Why I'm voting Labour on Thursday, no.1
Over to Johann Hari:
Revealing Policy One: Today, 1,600 British people are killed every year just doing their job, putting us behind many poorer countries for workplace safety. They are people like Michael Adamson, a 26-year-old electrician who went to his job one day and was given a massive electric shock because his employer hadn't bought a £12 piece of safety equipment.
Yet David Cameron is promising to dismantle the very weak protections currently in place, and replace them with a system where corporations will be able to "organise their own inspections", carried out by a team of their choice. Cameron's people justify this by pointing to made-up stories in the right-wing press claiming health and safety inspectors spend their time stopping children playing conkers. UCATT, the astonished construction workers' union, has been protesting outside Tory HQ, with members dressed as the Grim Reaper. Michael Adamson's sister, Louise, who is a lawyer, says: "Cameron's proposals are outrageously dangerous. They will end with a lot more people dying. It takes the very light touch regulation that gave us Lehman Brothers and Enron, and applies it to workplace safety. This time it's not money you lose, it's lives. This isn't about conkers, it's about people like my brother, who could have been saved for £12." This policy suggests Cameron instinctively puts corporate profits ahead of the the safety of ordinary people – a dangerous habit to act out in Downing Street.
Revealing Policy Four: Cameron says he is demanding spending cuts not because he has a theological belief in a small state, but because they are necessary to pay off the deficit – but this claim is undermined by the fact that he wants to strip funding from state programmes that actually save us money. Look for example at SureStart, the network of 3,000 children's centres across Britain built under the current government. They are based on a fascinating series of discoveries. It has been proven that most poor children fall behind in language skills and stimulation long before they ever walk through the school gates – and they never catch up. The first few years of life are crucial for the formation of a child's mental abilities. Get them early and give them intensive encouragement, with expert advice for their parents, and you can change their life.

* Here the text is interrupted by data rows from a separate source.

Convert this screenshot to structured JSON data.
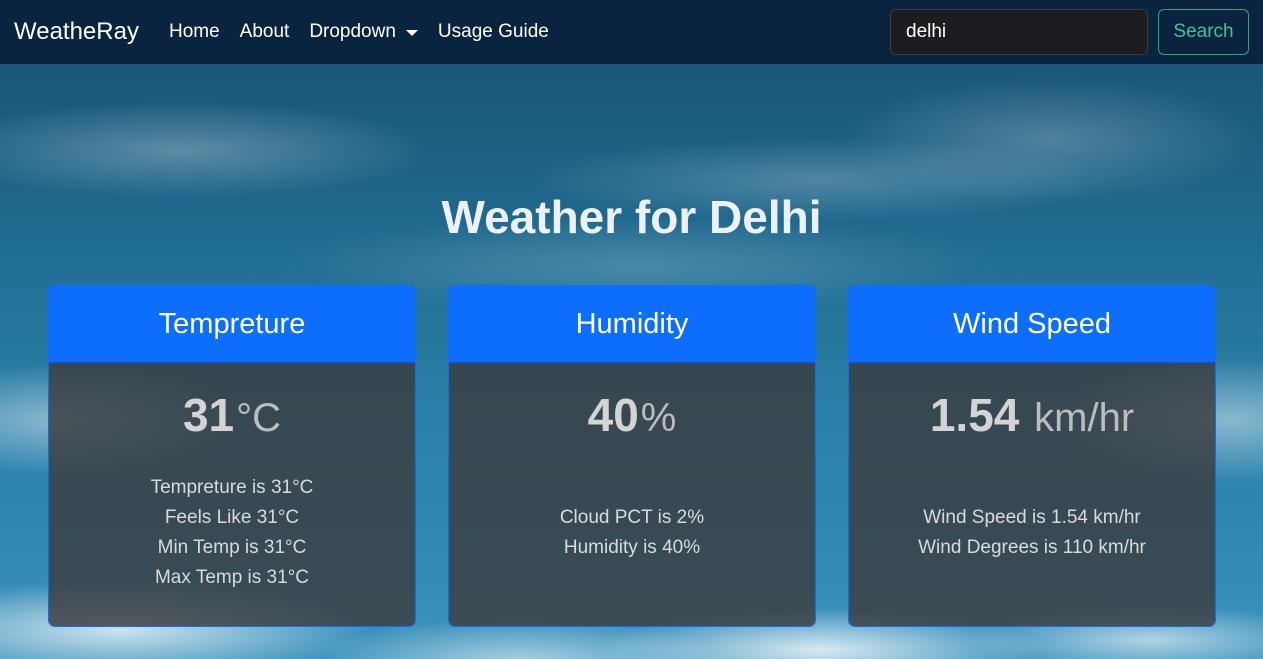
{
  "navbar": {
    "brand": "WeatheRay",
    "links": [
      "Home",
      "About",
      "Dropdown",
      "Usage Guide"
    ],
    "search_value": "delhi",
    "search_button": "Search"
  },
  "page_title": "Weather for Delhi",
  "cards": [
    {
      "title": "Tempreture",
      "value": "31",
      "unit": "°C",
      "details": [
        "Tempreture is 31°C",
        "Feels Like 31°C",
        "Min Temp is 31°C",
        "Max Temp is 31°C"
      ]
    },
    {
      "title": "Humidity",
      "value": "40",
      "unit": "%",
      "details": [
        "Cloud PCT is 2%",
        "Humidity is 40%"
      ]
    },
    {
      "title": "Wind Speed",
      "value": "1.54",
      "unit": "km/hr",
      "details": [
        "Wind Speed is 1.54 km/hr",
        "Wind Degrees is 110 km/hr"
      ]
    }
  ],
  "colors": {
    "navbar_bg": "#0a2440",
    "card_header": "#0d6efd",
    "search_button": "#3ec58f"
  }
}
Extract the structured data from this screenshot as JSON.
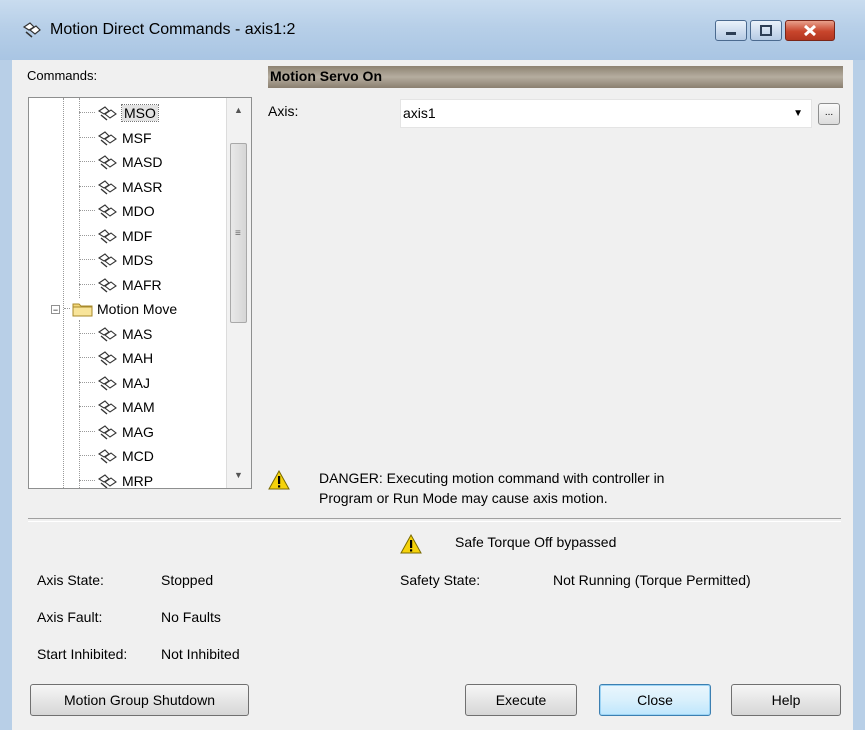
{
  "window": {
    "title": "Motion Direct Commands - axis1:2"
  },
  "commands": {
    "label": "Commands:",
    "tree": [
      {
        "label": "MSO",
        "type": "command",
        "selected": true
      },
      {
        "label": "MSF",
        "type": "command"
      },
      {
        "label": "MASD",
        "type": "command"
      },
      {
        "label": "MASR",
        "type": "command"
      },
      {
        "label": "MDO",
        "type": "command"
      },
      {
        "label": "MDF",
        "type": "command"
      },
      {
        "label": "MDS",
        "type": "command"
      },
      {
        "label": "MAFR",
        "type": "command"
      },
      {
        "label": "Motion Move",
        "type": "folder",
        "expanded": true
      },
      {
        "label": "MAS",
        "type": "command"
      },
      {
        "label": "MAH",
        "type": "command"
      },
      {
        "label": "MAJ",
        "type": "command"
      },
      {
        "label": "MAM",
        "type": "command"
      },
      {
        "label": "MAG",
        "type": "command"
      },
      {
        "label": "MCD",
        "type": "command"
      },
      {
        "label": "MRP",
        "type": "command"
      }
    ]
  },
  "command_panel": {
    "header": "Motion Servo On",
    "axis_label": "Axis:",
    "axis_value": "axis1",
    "browse_label": "...",
    "danger_line1": "DANGER: Executing motion command with controller in",
    "danger_line2": "Program or Run Mode may cause axis motion."
  },
  "status": {
    "safe_torque": "Safe Torque Off bypassed",
    "axis_state_label": "Axis State:",
    "axis_state_value": "Stopped",
    "axis_fault_label": "Axis Fault:",
    "axis_fault_value": "No Faults",
    "start_inhibited_label": "Start Inhibited:",
    "start_inhibited_value": "Not Inhibited",
    "safety_state_label": "Safety State:",
    "safety_state_value": "Not Running (Torque Permitted)"
  },
  "buttons": {
    "shutdown": "Motion Group Shutdown",
    "execute": "Execute",
    "close": "Close",
    "help": "Help"
  },
  "colors": {
    "titlebar": "#b7cfe8",
    "close_button": "#c8452c",
    "header_band": "#8d8272",
    "warning_icon": "#f5d20a"
  }
}
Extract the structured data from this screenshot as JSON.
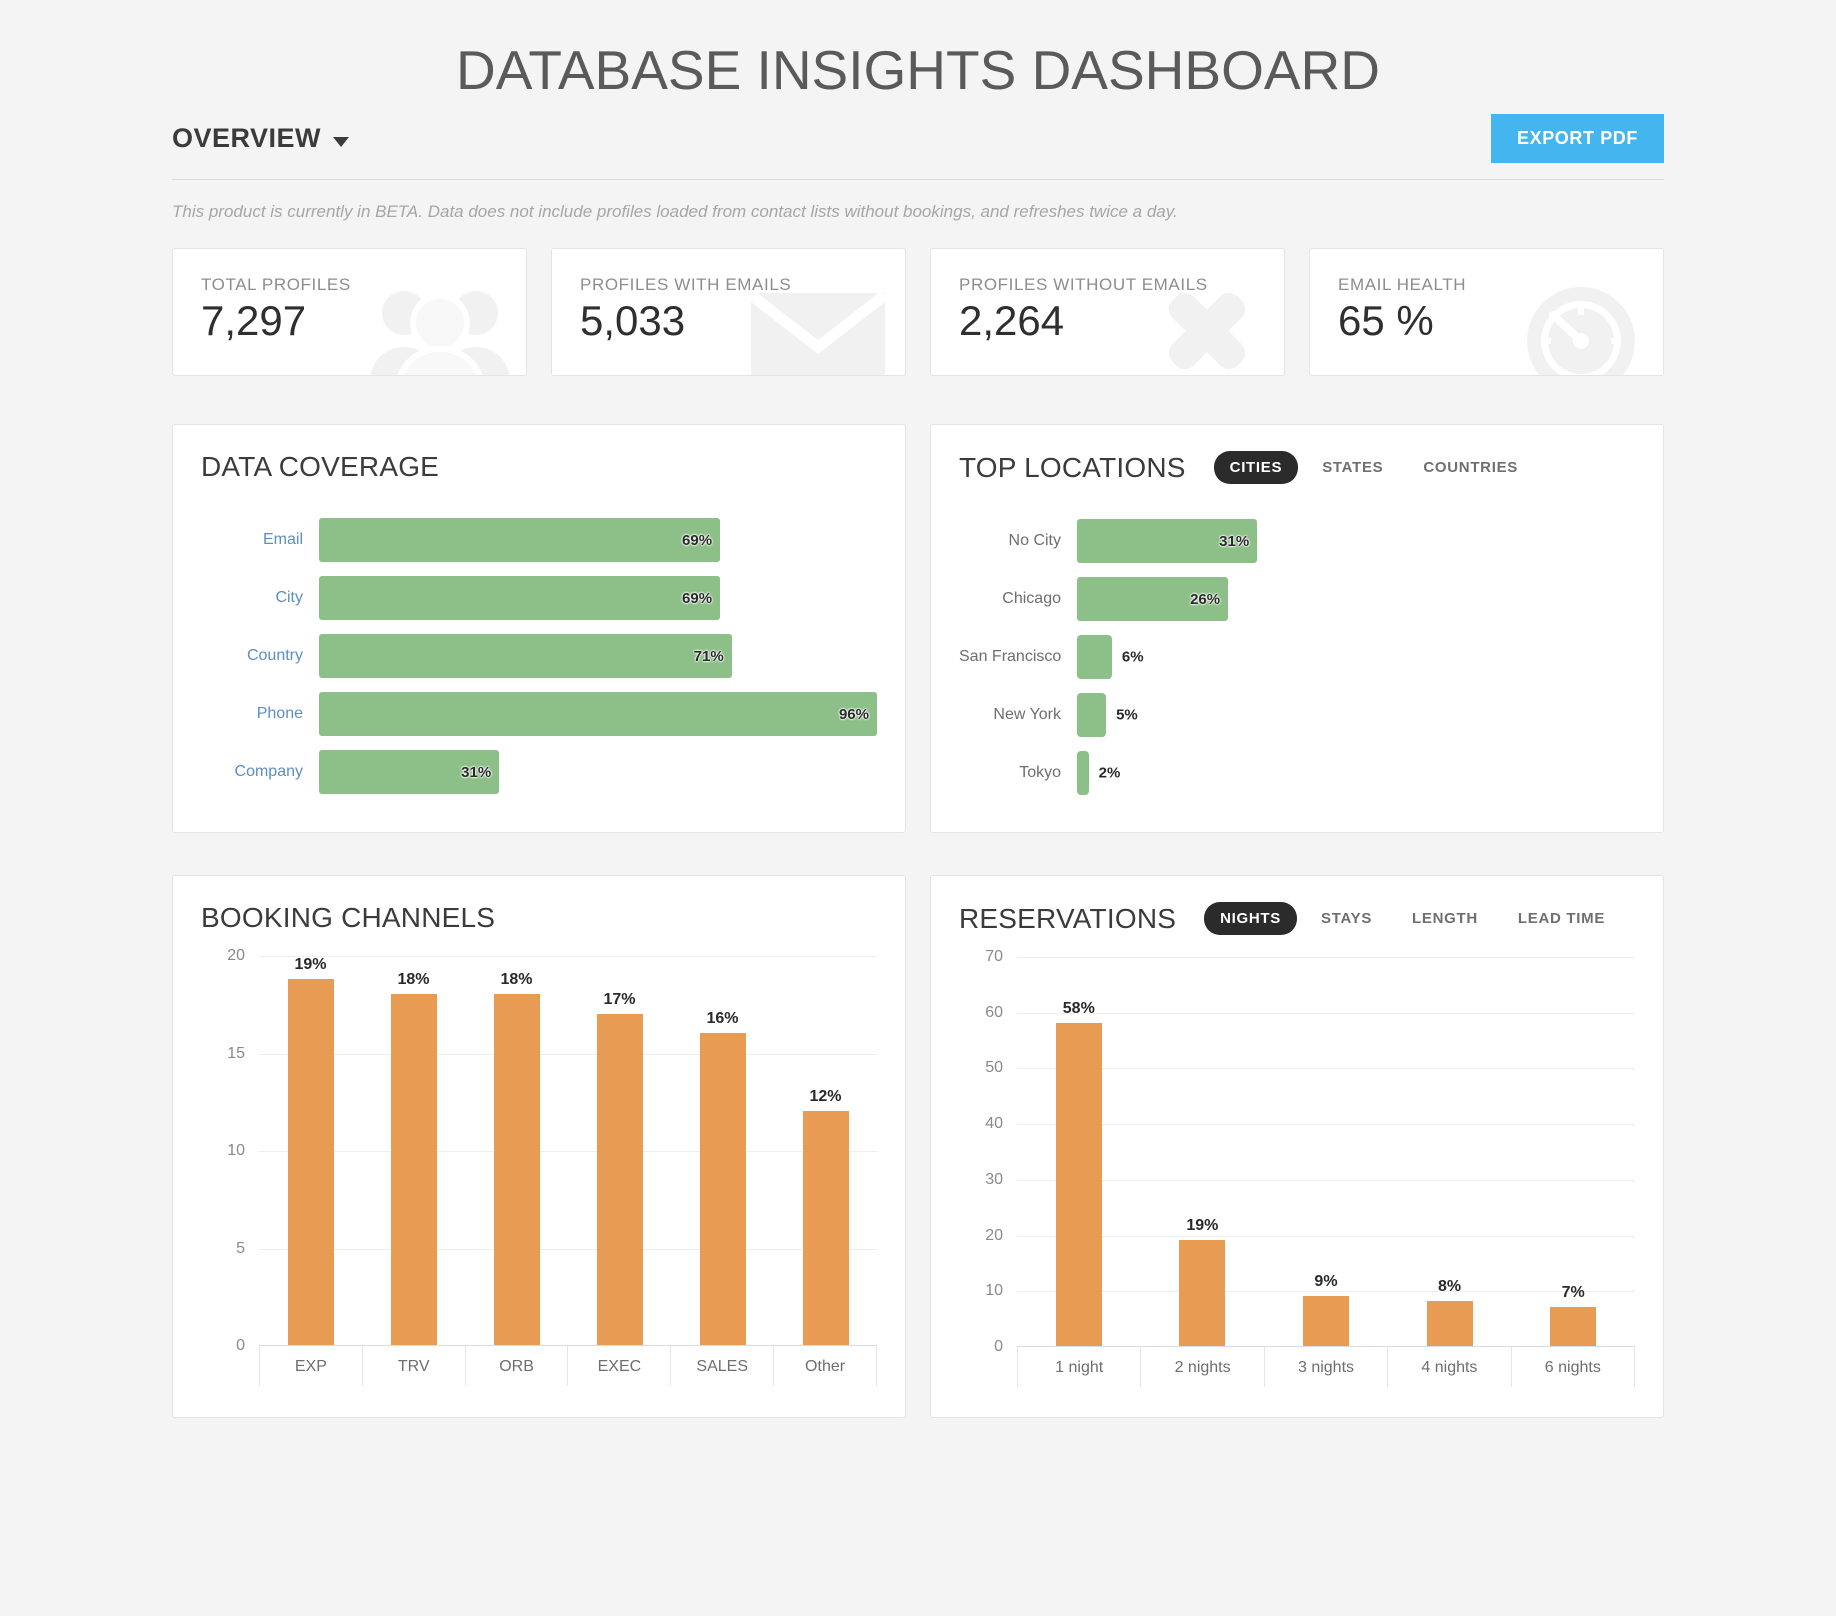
{
  "header": {
    "title": "DATABASE INSIGHTS DASHBOARD",
    "view_label": "OVERVIEW",
    "export_label": "EXPORT PDF",
    "beta_note": "This product is currently in BETA. Data does not include profiles loaded from contact lists without bookings, and refreshes twice a day."
  },
  "kpis": [
    {
      "label": "TOTAL PROFILES",
      "value": "7,297",
      "icon": "people-icon"
    },
    {
      "label": "PROFILES WITH EMAILS",
      "value": "5,033",
      "icon": "envelope-icon"
    },
    {
      "label": "PROFILES WITHOUT EMAILS",
      "value": "2,264",
      "icon": "cross-icon"
    },
    {
      "label": "EMAIL HEALTH",
      "value": "65 %",
      "icon": "gauge-icon"
    }
  ],
  "colors": {
    "accent_blue": "#45b5f0",
    "bar_green": "#8dbf88",
    "bar_orange": "#e89b52",
    "toggle_active": "#2b2b2b"
  },
  "panels": {
    "data_coverage": {
      "title": "DATA COVERAGE"
    },
    "top_locations": {
      "title": "TOP LOCATIONS",
      "toggles": [
        {
          "label": "CITIES",
          "active": true
        },
        {
          "label": "STATES",
          "active": false
        },
        {
          "label": "COUNTRIES",
          "active": false
        }
      ]
    },
    "booking_channels": {
      "title": "BOOKING CHANNELS"
    },
    "reservations": {
      "title": "RESERVATIONS",
      "toggles": [
        {
          "label": "NIGHTS",
          "active": true
        },
        {
          "label": "STAYS",
          "active": false
        },
        {
          "label": "LENGTH",
          "active": false
        },
        {
          "label": "LEAD TIME",
          "active": false
        }
      ]
    }
  },
  "chart_data": [
    {
      "id": "data_coverage",
      "type": "bar",
      "orientation": "horizontal",
      "title": "DATA COVERAGE",
      "categories": [
        "Email",
        "City",
        "Country",
        "Phone",
        "Company"
      ],
      "values": [
        69,
        69,
        71,
        96,
        31
      ],
      "labels": [
        "69%",
        "69%",
        "71%",
        "96%",
        "31%"
      ],
      "unit": "%",
      "max": 96,
      "grid": false,
      "label_position": "inside-right"
    },
    {
      "id": "top_locations",
      "type": "bar",
      "orientation": "horizontal",
      "title": "TOP LOCATIONS",
      "categories": [
        "No City",
        "Chicago",
        "San Francisco",
        "New York",
        "Tokyo"
      ],
      "values": [
        31,
        26,
        6,
        5,
        2
      ],
      "labels": [
        "31%",
        "26%",
        "6%",
        "5%",
        "2%"
      ],
      "unit": "%",
      "max": 96,
      "grid": false,
      "label_position": "inside-right"
    },
    {
      "id": "booking_channels",
      "type": "bar",
      "orientation": "vertical",
      "title": "BOOKING CHANNELS",
      "categories": [
        "EXP",
        "TRV",
        "ORB",
        "EXEC",
        "SALES",
        "Other"
      ],
      "values": [
        19,
        18,
        18,
        17,
        16,
        12
      ],
      "labels": [
        "19%",
        "18%",
        "18%",
        "17%",
        "16%",
        "12%"
      ],
      "xlabel": "",
      "ylabel": "",
      "ylim": [
        0,
        20
      ],
      "yticks": [
        0,
        5,
        10,
        15,
        20
      ],
      "grid": true
    },
    {
      "id": "reservations",
      "type": "bar",
      "orientation": "vertical",
      "title": "RESERVATIONS",
      "categories": [
        "1 night",
        "2 nights",
        "3 nights",
        "4 nights",
        "6 nights"
      ],
      "values": [
        58,
        19,
        9,
        8,
        7
      ],
      "labels": [
        "58%",
        "19%",
        "9%",
        "8%",
        "7%"
      ],
      "xlabel": "",
      "ylabel": "",
      "ylim": [
        0,
        70
      ],
      "yticks": [
        0,
        10,
        20,
        30,
        40,
        50,
        60,
        70
      ],
      "grid": true
    }
  ]
}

This isn't speculation. In 1964, they launched the first SureStart-style project in Michigan – and Dr Lawrence Schweinhart and a team of academics has been monitoring the kids ever since. Did it work? Well, they were 50 per cent less likely to become teenage mothers than their siblings who weren't put in the programme, and by the time they were 40, they were 46 per cent less likely to have been to prison and 26 per cent less likely to be on welfare. Their incomes were 42 per cent higher. So for every £1 you spend on it, you save the state £7 further down the line. Yet Cameron, on becoming Tory leader, dismissed SureStart as "a microcosm of government failure". Now he says he will keep it in some form, but already he says huge chunks of its budget will go to other things, and few expect it to survive long. If he can't keep the single best policy for reducing inequality – one that costs less than nothing in the medium term – what shreds of progress can survive his rule?
You don't have to scrape off much of the glitter and gloss to get to Cameron's less-than-fluffy Bush. Who really wants this cocktail of market fundamentalism, Europhobia, and haranguing of the vulnerable for the next five years?
The long answer over the next few days, if I can find the time.